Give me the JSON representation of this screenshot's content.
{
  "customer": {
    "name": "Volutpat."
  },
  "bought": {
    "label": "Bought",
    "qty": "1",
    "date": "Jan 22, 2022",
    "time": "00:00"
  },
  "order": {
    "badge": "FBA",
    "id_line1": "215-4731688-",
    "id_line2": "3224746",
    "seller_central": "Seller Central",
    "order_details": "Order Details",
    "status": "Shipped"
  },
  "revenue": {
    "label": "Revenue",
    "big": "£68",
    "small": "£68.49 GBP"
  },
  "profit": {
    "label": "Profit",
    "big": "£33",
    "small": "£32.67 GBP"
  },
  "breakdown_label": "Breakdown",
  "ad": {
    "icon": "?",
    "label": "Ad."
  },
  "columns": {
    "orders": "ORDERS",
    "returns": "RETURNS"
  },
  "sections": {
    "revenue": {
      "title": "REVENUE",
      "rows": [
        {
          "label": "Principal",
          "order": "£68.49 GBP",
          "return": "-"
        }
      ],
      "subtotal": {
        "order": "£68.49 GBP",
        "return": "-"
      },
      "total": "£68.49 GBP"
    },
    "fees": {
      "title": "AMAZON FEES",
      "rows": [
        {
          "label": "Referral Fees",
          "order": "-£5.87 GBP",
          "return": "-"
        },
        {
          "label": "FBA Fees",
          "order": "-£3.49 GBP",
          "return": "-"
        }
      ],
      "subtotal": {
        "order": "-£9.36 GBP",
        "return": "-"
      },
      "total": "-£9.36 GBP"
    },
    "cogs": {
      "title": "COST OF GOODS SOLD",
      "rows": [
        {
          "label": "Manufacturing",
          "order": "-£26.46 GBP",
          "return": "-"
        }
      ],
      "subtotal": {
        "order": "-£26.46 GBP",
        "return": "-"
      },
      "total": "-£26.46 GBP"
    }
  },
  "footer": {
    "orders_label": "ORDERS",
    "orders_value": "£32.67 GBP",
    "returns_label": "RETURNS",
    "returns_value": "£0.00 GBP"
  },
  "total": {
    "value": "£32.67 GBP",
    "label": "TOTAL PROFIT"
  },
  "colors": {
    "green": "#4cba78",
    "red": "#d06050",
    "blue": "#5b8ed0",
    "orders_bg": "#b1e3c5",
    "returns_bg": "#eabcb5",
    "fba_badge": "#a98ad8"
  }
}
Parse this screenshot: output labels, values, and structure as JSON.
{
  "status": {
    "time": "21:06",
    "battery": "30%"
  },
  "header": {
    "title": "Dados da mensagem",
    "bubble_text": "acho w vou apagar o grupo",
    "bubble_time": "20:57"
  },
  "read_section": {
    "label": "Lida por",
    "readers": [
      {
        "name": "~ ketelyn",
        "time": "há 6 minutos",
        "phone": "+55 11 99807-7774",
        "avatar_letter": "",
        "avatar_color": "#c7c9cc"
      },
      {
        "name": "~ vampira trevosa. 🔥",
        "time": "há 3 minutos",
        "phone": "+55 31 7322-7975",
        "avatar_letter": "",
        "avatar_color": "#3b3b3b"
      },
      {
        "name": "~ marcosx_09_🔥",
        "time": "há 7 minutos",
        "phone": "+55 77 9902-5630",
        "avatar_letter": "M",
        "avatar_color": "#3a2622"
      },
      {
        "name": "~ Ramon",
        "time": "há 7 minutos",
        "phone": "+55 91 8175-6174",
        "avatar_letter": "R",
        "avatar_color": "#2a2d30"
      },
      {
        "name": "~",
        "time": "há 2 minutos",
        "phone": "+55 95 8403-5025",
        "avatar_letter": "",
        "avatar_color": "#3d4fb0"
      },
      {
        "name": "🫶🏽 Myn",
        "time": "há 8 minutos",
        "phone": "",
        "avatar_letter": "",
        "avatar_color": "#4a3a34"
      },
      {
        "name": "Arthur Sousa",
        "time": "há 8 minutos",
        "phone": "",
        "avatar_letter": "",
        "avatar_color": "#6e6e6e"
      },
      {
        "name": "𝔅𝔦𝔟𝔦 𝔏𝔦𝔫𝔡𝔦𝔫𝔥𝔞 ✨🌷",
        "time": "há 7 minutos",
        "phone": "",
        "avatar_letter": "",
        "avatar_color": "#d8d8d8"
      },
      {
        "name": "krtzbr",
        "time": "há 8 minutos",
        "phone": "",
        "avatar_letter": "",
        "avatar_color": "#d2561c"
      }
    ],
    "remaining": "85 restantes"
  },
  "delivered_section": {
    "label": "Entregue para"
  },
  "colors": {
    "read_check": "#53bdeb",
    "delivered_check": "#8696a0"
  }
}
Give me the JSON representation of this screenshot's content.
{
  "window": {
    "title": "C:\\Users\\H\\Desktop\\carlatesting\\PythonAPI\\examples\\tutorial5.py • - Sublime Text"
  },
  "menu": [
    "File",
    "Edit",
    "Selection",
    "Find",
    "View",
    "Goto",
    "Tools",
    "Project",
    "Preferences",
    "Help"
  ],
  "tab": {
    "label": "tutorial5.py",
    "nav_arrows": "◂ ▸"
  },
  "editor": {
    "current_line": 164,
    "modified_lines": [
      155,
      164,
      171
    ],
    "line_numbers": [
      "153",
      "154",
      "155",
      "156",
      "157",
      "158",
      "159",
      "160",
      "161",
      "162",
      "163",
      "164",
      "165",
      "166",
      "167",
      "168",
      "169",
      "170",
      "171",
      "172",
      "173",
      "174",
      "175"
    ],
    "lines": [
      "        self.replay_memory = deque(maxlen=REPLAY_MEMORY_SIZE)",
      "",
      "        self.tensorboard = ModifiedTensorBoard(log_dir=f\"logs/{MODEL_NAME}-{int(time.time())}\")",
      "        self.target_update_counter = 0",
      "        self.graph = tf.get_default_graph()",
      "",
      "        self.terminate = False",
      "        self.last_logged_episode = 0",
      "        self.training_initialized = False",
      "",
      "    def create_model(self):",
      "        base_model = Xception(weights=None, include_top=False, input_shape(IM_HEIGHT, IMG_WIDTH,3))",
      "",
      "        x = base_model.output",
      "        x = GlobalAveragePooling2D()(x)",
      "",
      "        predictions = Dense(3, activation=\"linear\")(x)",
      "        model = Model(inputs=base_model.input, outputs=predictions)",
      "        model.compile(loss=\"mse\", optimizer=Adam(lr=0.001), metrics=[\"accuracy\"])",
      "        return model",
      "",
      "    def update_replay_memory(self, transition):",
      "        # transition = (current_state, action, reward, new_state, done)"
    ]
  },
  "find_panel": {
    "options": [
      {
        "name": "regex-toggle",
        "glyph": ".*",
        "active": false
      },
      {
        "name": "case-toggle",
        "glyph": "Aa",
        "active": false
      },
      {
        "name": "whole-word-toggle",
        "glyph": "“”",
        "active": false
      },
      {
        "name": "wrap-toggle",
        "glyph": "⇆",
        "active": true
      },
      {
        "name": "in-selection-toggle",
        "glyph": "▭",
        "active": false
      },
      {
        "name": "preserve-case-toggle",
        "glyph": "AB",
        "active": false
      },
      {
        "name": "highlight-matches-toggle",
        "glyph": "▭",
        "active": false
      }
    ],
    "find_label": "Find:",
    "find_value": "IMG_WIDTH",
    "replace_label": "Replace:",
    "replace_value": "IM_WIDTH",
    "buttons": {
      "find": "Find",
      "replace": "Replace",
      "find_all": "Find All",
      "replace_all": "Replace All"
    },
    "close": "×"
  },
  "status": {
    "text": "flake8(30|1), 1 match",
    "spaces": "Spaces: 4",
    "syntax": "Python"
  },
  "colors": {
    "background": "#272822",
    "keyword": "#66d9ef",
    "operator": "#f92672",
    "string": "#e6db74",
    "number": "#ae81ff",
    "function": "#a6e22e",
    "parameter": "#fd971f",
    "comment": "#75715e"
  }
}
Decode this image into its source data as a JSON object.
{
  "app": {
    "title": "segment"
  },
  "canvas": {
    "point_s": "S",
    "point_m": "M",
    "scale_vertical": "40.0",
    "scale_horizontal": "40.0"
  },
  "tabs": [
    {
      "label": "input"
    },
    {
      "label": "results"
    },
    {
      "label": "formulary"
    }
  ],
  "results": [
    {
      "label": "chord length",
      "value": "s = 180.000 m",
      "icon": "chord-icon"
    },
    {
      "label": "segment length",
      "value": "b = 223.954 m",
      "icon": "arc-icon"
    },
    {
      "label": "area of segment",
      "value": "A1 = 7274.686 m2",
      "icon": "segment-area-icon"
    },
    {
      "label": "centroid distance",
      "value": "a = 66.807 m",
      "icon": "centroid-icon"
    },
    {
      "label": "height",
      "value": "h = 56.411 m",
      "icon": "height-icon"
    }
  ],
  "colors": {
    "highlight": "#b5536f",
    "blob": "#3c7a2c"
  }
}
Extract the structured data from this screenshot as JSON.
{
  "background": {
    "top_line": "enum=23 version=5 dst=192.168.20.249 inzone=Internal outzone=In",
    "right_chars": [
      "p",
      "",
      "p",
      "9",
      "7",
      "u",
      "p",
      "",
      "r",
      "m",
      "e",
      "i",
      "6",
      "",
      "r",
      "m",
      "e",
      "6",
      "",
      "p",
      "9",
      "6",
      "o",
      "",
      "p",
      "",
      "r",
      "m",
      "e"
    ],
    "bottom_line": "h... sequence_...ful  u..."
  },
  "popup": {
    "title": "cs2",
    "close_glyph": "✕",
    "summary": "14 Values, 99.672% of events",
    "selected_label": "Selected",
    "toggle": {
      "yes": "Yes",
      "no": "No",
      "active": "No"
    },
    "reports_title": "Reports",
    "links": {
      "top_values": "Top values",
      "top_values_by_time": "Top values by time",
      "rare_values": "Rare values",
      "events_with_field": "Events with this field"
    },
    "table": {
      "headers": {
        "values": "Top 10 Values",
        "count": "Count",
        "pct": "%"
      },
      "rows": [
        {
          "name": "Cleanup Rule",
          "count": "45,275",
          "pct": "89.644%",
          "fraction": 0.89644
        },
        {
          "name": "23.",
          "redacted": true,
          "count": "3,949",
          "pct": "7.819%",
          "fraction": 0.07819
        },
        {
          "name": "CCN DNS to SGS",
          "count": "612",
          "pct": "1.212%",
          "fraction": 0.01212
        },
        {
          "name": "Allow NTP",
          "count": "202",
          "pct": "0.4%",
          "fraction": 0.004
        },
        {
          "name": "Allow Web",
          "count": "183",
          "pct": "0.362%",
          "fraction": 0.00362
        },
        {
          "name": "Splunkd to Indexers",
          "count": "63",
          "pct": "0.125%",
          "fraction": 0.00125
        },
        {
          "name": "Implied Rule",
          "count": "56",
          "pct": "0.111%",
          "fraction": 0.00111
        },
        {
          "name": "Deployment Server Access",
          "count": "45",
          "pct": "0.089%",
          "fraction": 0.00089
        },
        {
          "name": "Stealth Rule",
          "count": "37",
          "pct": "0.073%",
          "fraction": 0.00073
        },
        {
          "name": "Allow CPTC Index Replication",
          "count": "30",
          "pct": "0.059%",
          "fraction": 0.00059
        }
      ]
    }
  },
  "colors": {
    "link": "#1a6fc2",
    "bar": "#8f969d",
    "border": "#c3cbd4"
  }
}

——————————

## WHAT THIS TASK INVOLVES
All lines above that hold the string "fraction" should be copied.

## WRITTEN RESPONSE
          "fraction": 0.89644
          "fraction": 0.07819
          "fraction": 0.01212
          "fraction": 0.004
          "fraction": 0.00362
          "fraction": 0.00125
          "fraction": 0.00111
          "fraction": 0.00089
          "fraction": 0.00073
          "fraction": 0.00059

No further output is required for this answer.